The trustee must obtain the FCA's prior approval of the proposed change of trustee under section 251 of FSMA 2000. This is done by providing notification using Form 251. Effectively Form 251 is a joint notification by the manager and the trustee, which sets out the proposed changes and reason for making the changes as well as how the change has been classified (see paragraph 3.5). Form 251 is submitted to the FCA along with: the draft supplemental deed of retirement and appointment; solicitor's certificate confirming the trust deed is compliant with the FCA rules; revised drafts of the prospectus; key investor information documents; and any proposed notification to unit holders.
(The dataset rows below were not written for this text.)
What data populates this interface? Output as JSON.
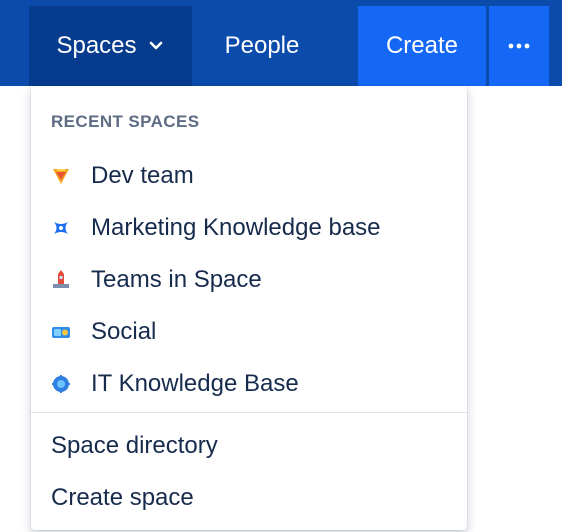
{
  "nav": {
    "spaces_label": "Spaces",
    "people_label": "People",
    "create_label": "Create",
    "more_icon": "more-icon",
    "colors": {
      "bar": "#0a4bab",
      "active": "#073b8d",
      "create": "#1468f5"
    }
  },
  "dropdown": {
    "heading": "RECENT SPACES",
    "spaces": [
      {
        "label": "Dev team",
        "icon": "dev-team-icon"
      },
      {
        "label": "Marketing Knowledge base",
        "icon": "marketing-icon"
      },
      {
        "label": "Teams in Space",
        "icon": "teams-in-space-icon"
      },
      {
        "label": "Social",
        "icon": "social-icon"
      },
      {
        "label": "IT Knowledge Base",
        "icon": "it-knowledge-base-icon"
      }
    ],
    "footer": [
      {
        "label": "Space directory"
      },
      {
        "label": "Create space"
      }
    ]
  }
}
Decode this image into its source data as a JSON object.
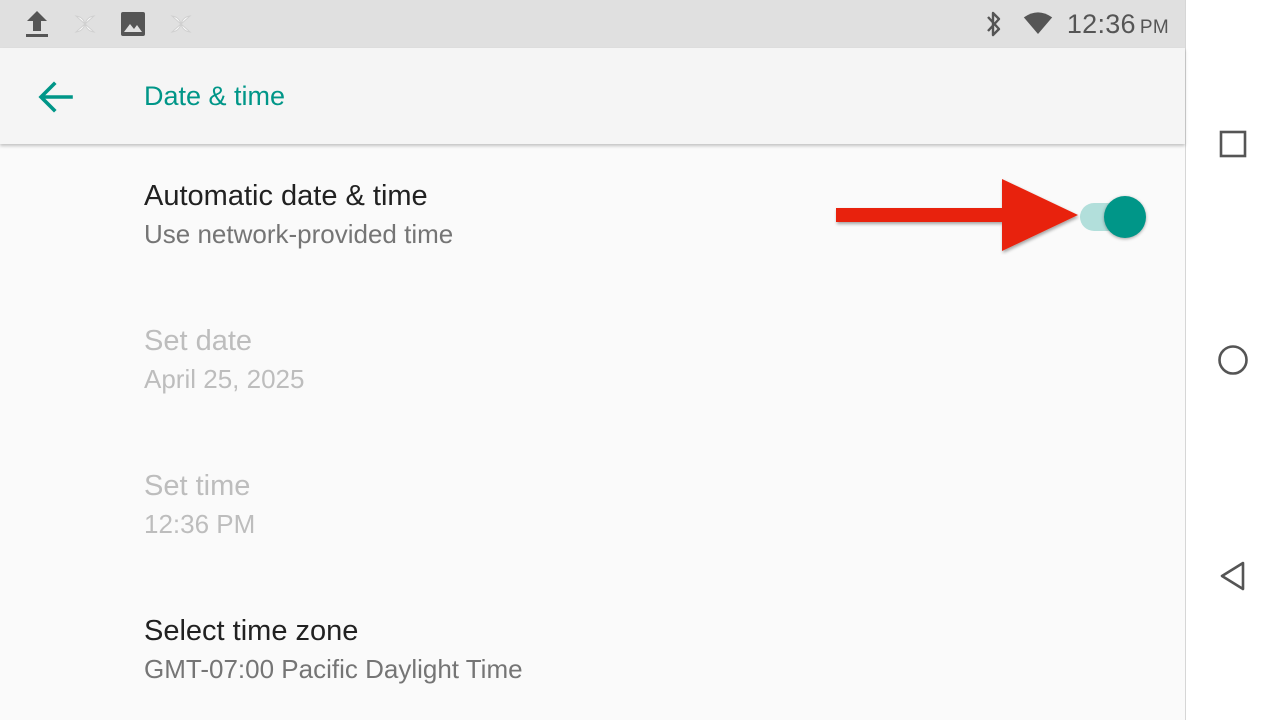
{
  "status_bar": {
    "time": "12:36",
    "ampm": "PM",
    "left_icons": [
      "upload-icon",
      "pinwheel-icon",
      "image-icon",
      "pinwheel-icon"
    ],
    "right_icons": [
      "bluetooth-icon",
      "wifi-icon"
    ]
  },
  "app_bar": {
    "title": "Date & time",
    "back_icon": "arrow-left-icon"
  },
  "preferences": [
    {
      "title": "Automatic date & time",
      "subtitle": "Use network-provided time",
      "enabled": true,
      "switch_on": true
    },
    {
      "title": "Set date",
      "subtitle": "April 25, 2025",
      "enabled": false
    },
    {
      "title": "Set time",
      "subtitle": "12:36 PM",
      "enabled": false
    },
    {
      "title": "Select time zone",
      "subtitle": "GMT-07:00 Pacific Daylight Time",
      "enabled": true
    }
  ],
  "nav_bar": {
    "buttons": [
      "recents-icon",
      "home-icon",
      "back-icon"
    ]
  },
  "colors": {
    "accent": "#009688",
    "switch_track": "#b2dfdb",
    "annotation_arrow": "#e8210a",
    "status_bar_bg": "#e0e0e0",
    "disabled_text": "#bdbdbd"
  }
}
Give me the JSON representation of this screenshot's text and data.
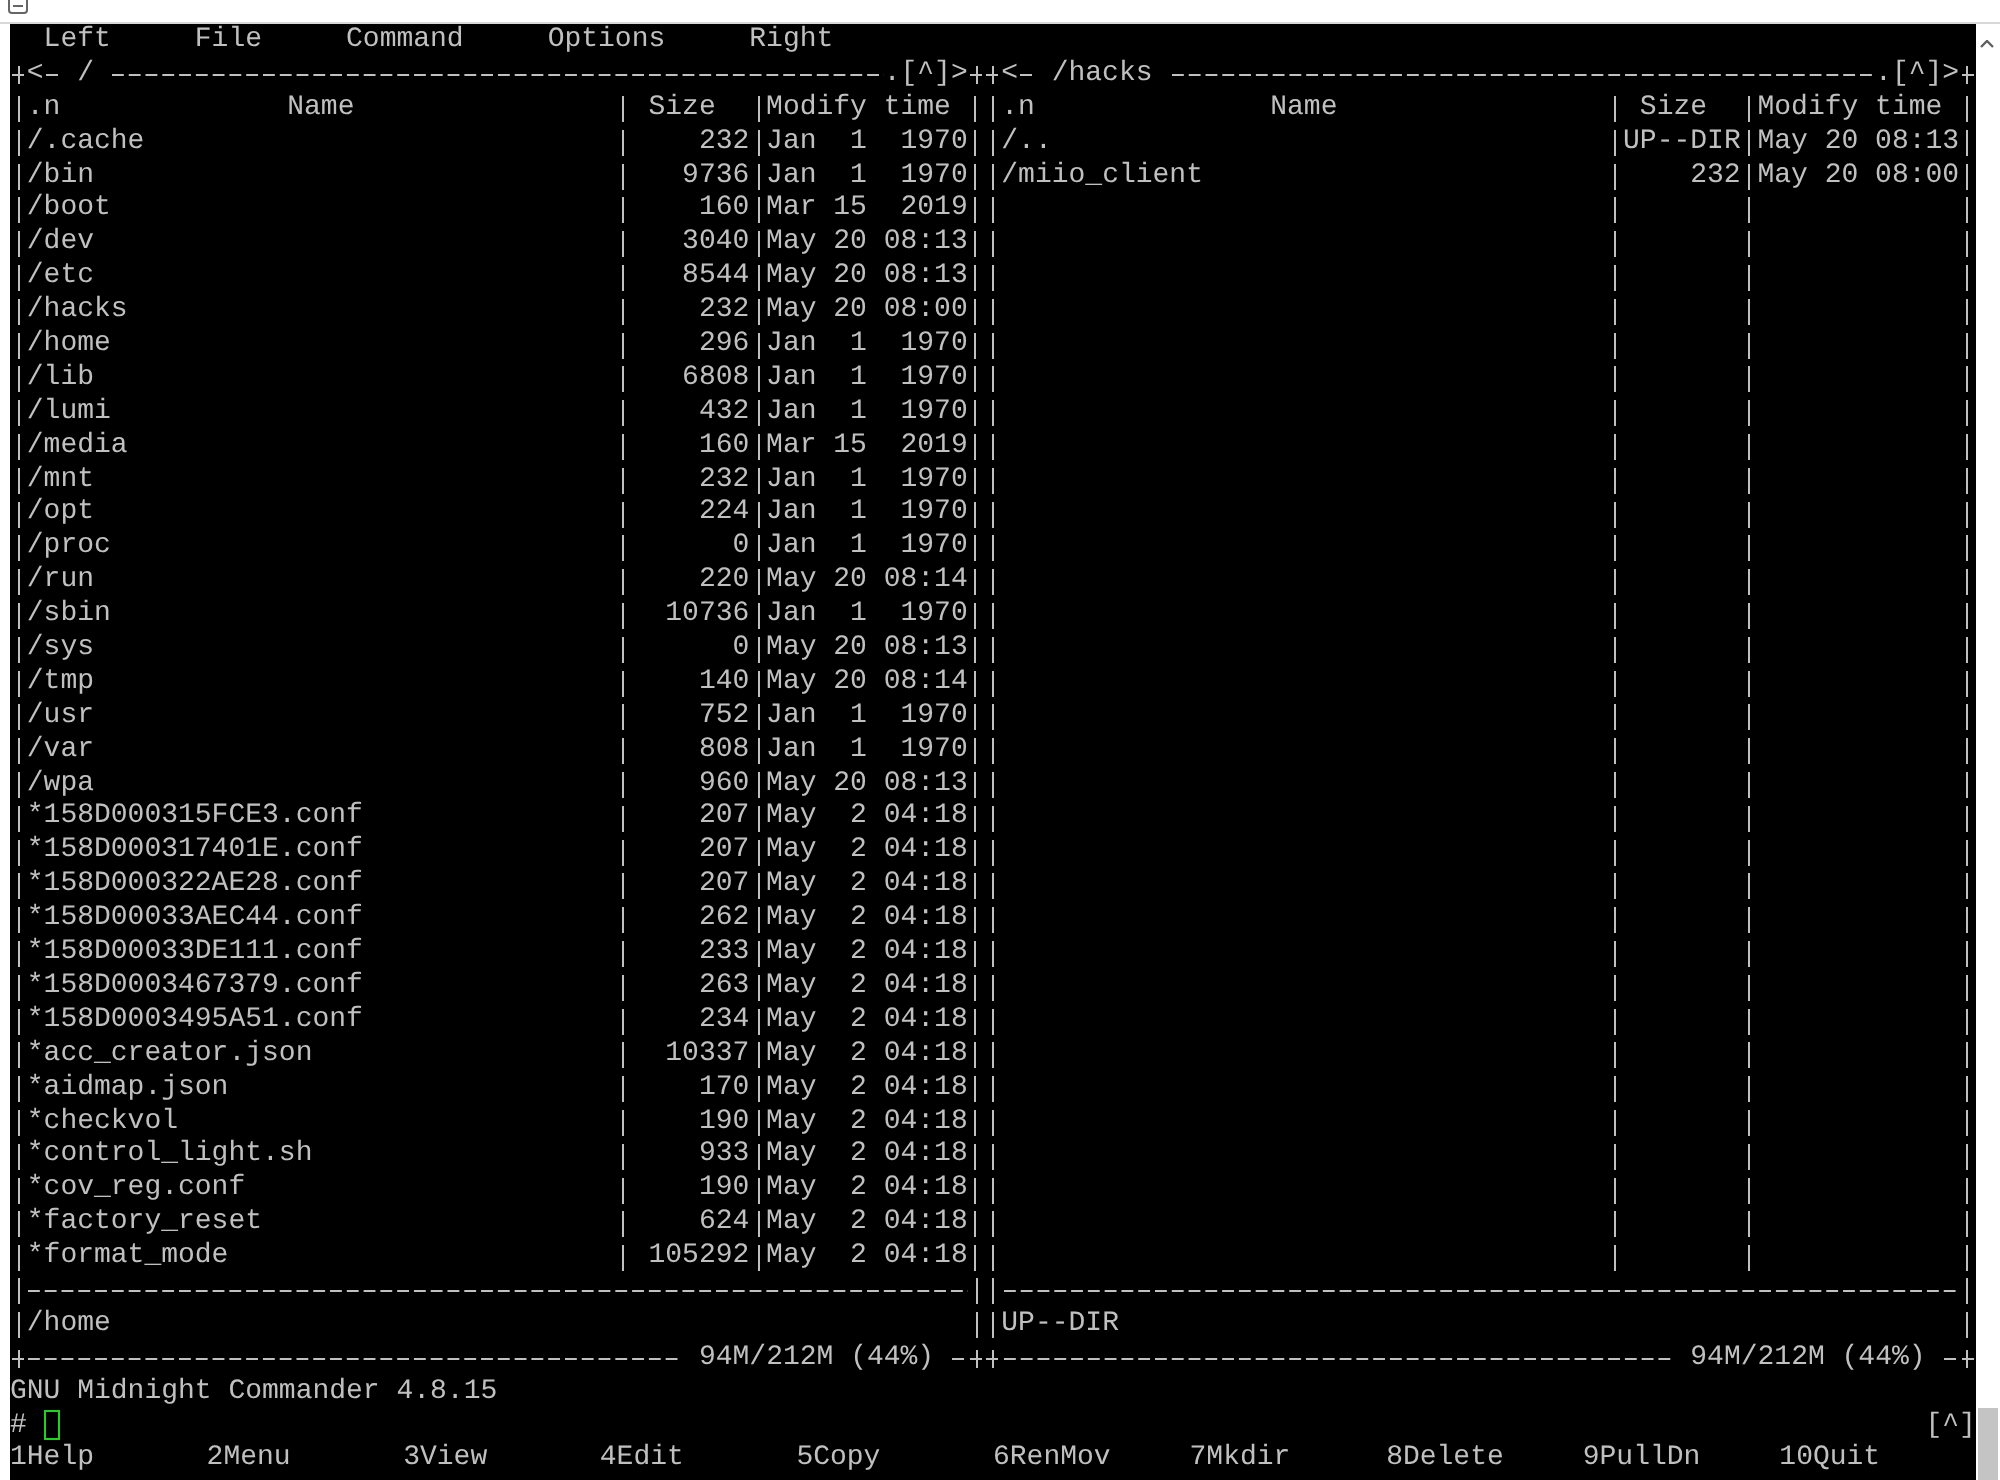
{
  "menu_bar": [
    "Left",
    "File",
    "Command",
    "Options",
    "Right"
  ],
  "panels": [
    {
      "back_button": "<",
      "path": "/",
      "hidden_toggle": ".",
      "history_button": "[^]",
      "forward_button": ">",
      "columns": {
        "sort": ".n",
        "name": "Name",
        "size": "Size",
        "modify_time": "Modify time"
      },
      "rows": [
        {
          "name": "/.cache",
          "size": "232",
          "modify_time": "Jan  1  1970"
        },
        {
          "name": "/bin",
          "size": "9736",
          "modify_time": "Jan  1  1970"
        },
        {
          "name": "/boot",
          "size": "160",
          "modify_time": "Mar 15  2019"
        },
        {
          "name": "/dev",
          "size": "3040",
          "modify_time": "May 20 08:13"
        },
        {
          "name": "/etc",
          "size": "8544",
          "modify_time": "May 20 08:13"
        },
        {
          "name": "/hacks",
          "size": "232",
          "modify_time": "May 20 08:00"
        },
        {
          "name": "/home",
          "size": "296",
          "modify_time": "Jan  1  1970"
        },
        {
          "name": "/lib",
          "size": "6808",
          "modify_time": "Jan  1  1970"
        },
        {
          "name": "/lumi",
          "size": "432",
          "modify_time": "Jan  1  1970"
        },
        {
          "name": "/media",
          "size": "160",
          "modify_time": "Mar 15  2019"
        },
        {
          "name": "/mnt",
          "size": "232",
          "modify_time": "Jan  1  1970"
        },
        {
          "name": "/opt",
          "size": "224",
          "modify_time": "Jan  1  1970"
        },
        {
          "name": "/proc",
          "size": "0",
          "modify_time": "Jan  1  1970"
        },
        {
          "name": "/run",
          "size": "220",
          "modify_time": "May 20 08:14"
        },
        {
          "name": "/sbin",
          "size": "10736",
          "modify_time": "Jan  1  1970"
        },
        {
          "name": "/sys",
          "size": "0",
          "modify_time": "May 20 08:13"
        },
        {
          "name": "/tmp",
          "size": "140",
          "modify_time": "May 20 08:14"
        },
        {
          "name": "/usr",
          "size": "752",
          "modify_time": "Jan  1  1970"
        },
        {
          "name": "/var",
          "size": "808",
          "modify_time": "Jan  1  1970"
        },
        {
          "name": "/wpa",
          "size": "960",
          "modify_time": "May 20 08:13"
        },
        {
          "name": "*158D000315FCE3.conf",
          "size": "207",
          "modify_time": "May  2 04:18"
        },
        {
          "name": "*158D000317401E.conf",
          "size": "207",
          "modify_time": "May  2 04:18"
        },
        {
          "name": "*158D000322AE28.conf",
          "size": "207",
          "modify_time": "May  2 04:18"
        },
        {
          "name": "*158D00033AEC44.conf",
          "size": "262",
          "modify_time": "May  2 04:18"
        },
        {
          "name": "*158D00033DE111.conf",
          "size": "233",
          "modify_time": "May  2 04:18"
        },
        {
          "name": "*158D0003467379.conf",
          "size": "263",
          "modify_time": "May  2 04:18"
        },
        {
          "name": "*158D0003495A51.conf",
          "size": "234",
          "modify_time": "May  2 04:18"
        },
        {
          "name": "*acc_creator.json",
          "size": "10337",
          "modify_time": "May  2 04:18"
        },
        {
          "name": "*aidmap.json",
          "size": "170",
          "modify_time": "May  2 04:18"
        },
        {
          "name": "*checkvol",
          "size": "190",
          "modify_time": "May  2 04:18"
        },
        {
          "name": "*control_light.sh",
          "size": "933",
          "modify_time": "May  2 04:18"
        },
        {
          "name": "*cov_reg.conf",
          "size": "190",
          "modify_time": "May  2 04:18"
        },
        {
          "name": "*factory_reset",
          "size": "624",
          "modify_time": "May  2 04:18"
        },
        {
          "name": "*format_mode",
          "size": "105292",
          "modify_time": "May  2 04:18"
        }
      ],
      "mini_status": "/home",
      "disk_usage": "94M/212M (44%)"
    },
    {
      "back_button": "<",
      "path": "/hacks",
      "hidden_toggle": ".",
      "history_button": "[^]",
      "forward_button": ">",
      "columns": {
        "sort": ".n",
        "name": "Name",
        "size": "Size",
        "modify_time": "Modify time"
      },
      "rows": [
        {
          "name": "/..",
          "size": "UP--DIR",
          "modify_time": "May 20 08:13"
        },
        {
          "name": "/miio_client",
          "size": "232",
          "modify_time": "May 20 08:00"
        }
      ],
      "mini_status": "UP--DIR",
      "disk_usage": "94M/212M (44%)"
    }
  ],
  "version_line": "GNU Midnight Commander 4.8.15",
  "command_line": {
    "prompt": "#",
    "history_button": "[^]"
  },
  "function_keys": [
    "1Help",
    "2Menu",
    "3View",
    "4Edit",
    "5Copy",
    "6RenMov",
    "7Mkdir",
    "8Delete",
    "9PullDn",
    "10Quit"
  ]
}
The FCA may approve or provide a warning notice (where approval is not granted) within one month of receipt of the notice of proposed change and if this period elapses, effect can be given to the proposal.
The retiring trustee of a UCITS or NURS is obliged by COLL 6.5.10R(2) to disclose to the incoming trustee any circumstances which it has informed to the FCA. This will include details it has been obliged to report to the FCA as part of its oversight and monitoring functions pursuant to the FCA's detailed notification rules.
Consideration must be given to whether the change of trustee is a 'fundamental', 'significant' or 'notifiable' change under COLL. Generally, a change of trustee will be considered a notifiable change, requiring a minimum notice period of 60 days to investors.
Processes in relation to the custody and registration of assets, settlement of transactions, income collection, exercise of voting rights and income distribution must be considered and put into effect on the change of trustee.
The deed of retirement and appointment (the 'deed') is supplemental to the trust deed which creates the AUT and is entered into between the retiring trustee, the new trustee and the manager. The deed will evidence the timing of the retirement and appointment; it will discharge the retiring trustee from its duties and obligations with effect from the designated effective time and confirm that the retiring trustee is entitled to receive remuneration up to the effective time.
In addition to the deed of retirement and appointment, there is usually a deed of indemnity between the retiring trustee, new trustee and the manager with mutual indemnities between the parties.
The new trustee will also enter into a trustee agreement with the manager.
The prospectus of the AUT will have to be updated to reflect the appointment of the new trustee and submitted to the FCA. The key investor information document must also be updated (and submitted to the FCA for UCITS) and any marketing information must also be updated. There may also be a separate Article 23 AIFMD disclosure document in respect of NURS and QIS funds.
There are a number of parties that will need to be informed of the change of trustee of the AUT.
The manager must confirm to the FCA on Form FN that the change of trustee has occurred. For UCITS and NURS, this must be done within 14 days of the change (COLL 6.9.11R(3)).
As discussed above, a change of trustee is most likely to be considered a notifiable change and notice should be given in an appropriate manner and within an appropriate time period (60 days for UCITS and NURS).
In addition, all of those involved with the operation of the AUT must be kept informed of the change of trustee.